A competing Republican resolution, declaring that the state should "protect and defend the sanctity of marriage between a man and a woman," was sent to the Assembly Judiciary Committee two weeks ago. A hearing date on that resolution is pending.
Assembly committees have been steadily working on dozens of bills introduced this year, including measures ranging from gender discrimination to motor scooter regulations. But the Assembly Rules Committee, which controls the flow of legislation, has held Leno's bill for weeks.
Leno said he was optimistic that the measure would get a hearing.
"I can't tell you if I know for certain the law will change this year, but you've got to start somewhere," Leno said, "and you can't keep putting it off until you've got it all lined up. A first step is having a hearing in the Assembly Judiciary Committee."
Nunez said Leno would have to work out a schedule with the head of the Rules Committee, Assemblywoman Cindy Montanez (D-San Fernando). Montanez, who signed up as a coauthor of Leno's bill, said she was waiting for the right time to refer the bill to a committee but declined to speculate on when it might be released.
"The bill will be referred at the appropriate time and that could be at any time. The discussions are ongoing and fluid," she said. "We are going to continue to work with Mark on drafting the best strategy and making progress and not just pushing a bill that is not going to see the light of day."
The last time the Legislature considered legalizing gay and lesbian marriage was in 1991, when then-Assemblyman John Burton (D-San Francisco) -- now Senate president pro tem -- introduced a bill. The measure was heard in the Assembly Judiciary Committee and failed to get a single vote.
Leno said he thought his bill would pass the Assembly Judiciary Committee, since five members of the panel already had signed on as coauthors. He said it would then go to the Appropriations Committee and that after that it probably would be up to "leadership" to decide if a full vote of the Assembly was in order.
Assemblywoman Jackie Goldberg (D-Los Angeles), a member of the gay and lesbian caucus, said she expected the bill to get a hearing because Nunez had said he believed it should.
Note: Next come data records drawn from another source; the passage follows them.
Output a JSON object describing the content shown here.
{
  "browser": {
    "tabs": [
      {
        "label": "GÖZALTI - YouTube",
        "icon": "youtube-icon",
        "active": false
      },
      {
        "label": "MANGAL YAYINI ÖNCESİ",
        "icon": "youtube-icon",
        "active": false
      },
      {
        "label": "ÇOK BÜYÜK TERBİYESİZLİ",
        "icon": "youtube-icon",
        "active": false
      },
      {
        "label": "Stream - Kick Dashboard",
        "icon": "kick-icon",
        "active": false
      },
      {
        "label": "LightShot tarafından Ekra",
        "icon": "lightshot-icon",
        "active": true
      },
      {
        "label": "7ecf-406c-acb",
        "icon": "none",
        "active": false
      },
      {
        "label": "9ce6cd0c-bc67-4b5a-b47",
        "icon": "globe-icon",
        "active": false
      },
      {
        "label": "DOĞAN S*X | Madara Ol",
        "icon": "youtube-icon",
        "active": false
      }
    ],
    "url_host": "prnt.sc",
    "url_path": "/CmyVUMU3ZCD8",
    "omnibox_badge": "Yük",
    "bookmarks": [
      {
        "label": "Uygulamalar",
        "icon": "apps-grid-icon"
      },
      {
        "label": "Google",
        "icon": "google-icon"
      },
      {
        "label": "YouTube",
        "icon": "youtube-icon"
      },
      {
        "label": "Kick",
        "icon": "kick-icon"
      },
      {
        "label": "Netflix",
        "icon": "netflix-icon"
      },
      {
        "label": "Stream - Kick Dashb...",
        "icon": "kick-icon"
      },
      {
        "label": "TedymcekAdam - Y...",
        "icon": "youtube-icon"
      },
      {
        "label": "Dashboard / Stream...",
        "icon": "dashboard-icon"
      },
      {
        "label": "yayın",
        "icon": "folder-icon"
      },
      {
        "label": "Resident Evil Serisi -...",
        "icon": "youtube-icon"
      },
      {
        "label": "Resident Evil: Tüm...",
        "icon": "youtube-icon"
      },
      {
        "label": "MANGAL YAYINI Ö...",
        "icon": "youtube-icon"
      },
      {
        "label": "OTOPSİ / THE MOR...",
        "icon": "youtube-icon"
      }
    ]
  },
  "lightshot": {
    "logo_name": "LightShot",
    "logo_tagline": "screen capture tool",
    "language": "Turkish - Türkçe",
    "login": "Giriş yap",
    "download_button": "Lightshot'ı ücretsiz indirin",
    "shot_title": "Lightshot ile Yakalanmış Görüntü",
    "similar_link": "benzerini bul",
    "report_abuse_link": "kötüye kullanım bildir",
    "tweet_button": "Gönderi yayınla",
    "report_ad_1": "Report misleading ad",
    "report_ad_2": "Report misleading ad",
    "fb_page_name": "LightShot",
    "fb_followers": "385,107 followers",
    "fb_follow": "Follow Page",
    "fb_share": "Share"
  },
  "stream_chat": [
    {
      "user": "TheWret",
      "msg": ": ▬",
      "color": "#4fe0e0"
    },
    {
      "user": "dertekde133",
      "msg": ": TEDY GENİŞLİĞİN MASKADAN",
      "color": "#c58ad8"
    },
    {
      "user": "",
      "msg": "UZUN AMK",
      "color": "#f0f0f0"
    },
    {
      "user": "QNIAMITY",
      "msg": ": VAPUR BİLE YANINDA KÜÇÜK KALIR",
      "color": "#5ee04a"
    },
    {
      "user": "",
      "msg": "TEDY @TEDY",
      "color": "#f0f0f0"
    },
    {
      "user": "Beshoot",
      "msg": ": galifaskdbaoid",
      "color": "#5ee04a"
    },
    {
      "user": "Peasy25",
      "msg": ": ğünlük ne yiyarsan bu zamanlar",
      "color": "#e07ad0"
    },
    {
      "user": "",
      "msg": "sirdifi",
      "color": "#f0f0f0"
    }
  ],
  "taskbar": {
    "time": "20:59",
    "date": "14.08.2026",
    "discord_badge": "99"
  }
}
Goldberg said she doubted there would be delay because of court cases.